The Women’s Race
The women’s race proved to be much closer. Rea Kolbl, Allison Tai, and Lindsay Webster challenged each other throughout the 8-hour race. Webster and Kolbl traded the lead during the early stages, pushing the pace for all of the women. Tai remained consistent throughout the entire race and eventually pushed past Webster to take hold of 2nd place. With only one lap to go, Tai pulled within 2 minutes of Kolbl, putting on the pressure. Kolbl pressed on knowing that she couldn’t slip up and ended up winning with only minutes to spare. Tai kept the race close the entire time and ended up bringing home 2nd place, while Webster finished in 3rd. New to the Toughest Series but not to obstacle course racing, Alex Walker pulled off a gutsy 4th place finish, running half of the race with a few broken toes.
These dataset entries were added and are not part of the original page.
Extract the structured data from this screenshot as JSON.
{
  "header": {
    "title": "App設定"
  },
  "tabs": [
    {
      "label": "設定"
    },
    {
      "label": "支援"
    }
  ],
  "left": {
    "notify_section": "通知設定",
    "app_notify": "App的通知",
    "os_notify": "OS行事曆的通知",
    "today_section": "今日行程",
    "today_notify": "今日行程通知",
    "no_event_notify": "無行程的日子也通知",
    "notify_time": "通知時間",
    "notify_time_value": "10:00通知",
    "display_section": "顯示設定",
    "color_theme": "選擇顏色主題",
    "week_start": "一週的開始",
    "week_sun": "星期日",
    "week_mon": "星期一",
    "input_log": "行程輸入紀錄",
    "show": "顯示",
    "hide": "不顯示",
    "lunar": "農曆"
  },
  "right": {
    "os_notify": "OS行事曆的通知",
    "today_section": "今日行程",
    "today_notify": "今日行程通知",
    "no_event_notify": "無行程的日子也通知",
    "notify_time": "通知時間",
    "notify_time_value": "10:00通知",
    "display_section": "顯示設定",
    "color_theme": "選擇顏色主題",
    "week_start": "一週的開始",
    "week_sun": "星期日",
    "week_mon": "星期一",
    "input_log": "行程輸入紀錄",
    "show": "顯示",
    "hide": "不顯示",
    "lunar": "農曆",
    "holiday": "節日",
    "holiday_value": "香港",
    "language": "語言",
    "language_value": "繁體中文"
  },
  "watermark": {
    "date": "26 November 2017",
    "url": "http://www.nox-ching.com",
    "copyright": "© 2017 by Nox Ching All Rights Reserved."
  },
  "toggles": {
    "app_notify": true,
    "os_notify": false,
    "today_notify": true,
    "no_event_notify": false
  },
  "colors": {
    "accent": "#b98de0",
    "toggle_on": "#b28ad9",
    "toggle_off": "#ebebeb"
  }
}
Margaret Kaderli and Adriane Alvord fought for 5th place, with Kaderli edging out the final spot for Elite Contender Status for World’s Toughest Mudder.
Overall this was a very difficult race, as the course proved to be an obstacle in and of itself. Many people, including myself, had to change our pre-race goals in order to accommodate for the mud and water. While we have been lucky with the runnable Las Vegas course at WTM the past few years, perhaps this race is a preview into the mud and condition of WTM 2018 in Atlanta. Only time will tell.
Thanks to everyone who came out, supported, raced, and made this a fun experience. Here are a few “awards” I want to shout out. Feel free to add your favorite moment from the race in the comments!
Teamwork Makes the Dream Work Award: Shawn Michael Meyers
For spending hours on top of Everest Helping People Up
Most Ridiculous Post Race Attire Award: Joel Forsyth
For his MEC Belly Button Jacket
Never Getting Hit by a Car at Night Award: John Jae Woo Lee
For his insanely bright and reflective jacket that blinded anyone whose headlight got too close.
Name on a Bib Causing me the Most Confusion: Miller (Possibly Launce, David, Charles, Nick)
I could have sworn I just passed Miller… I need to get some sleep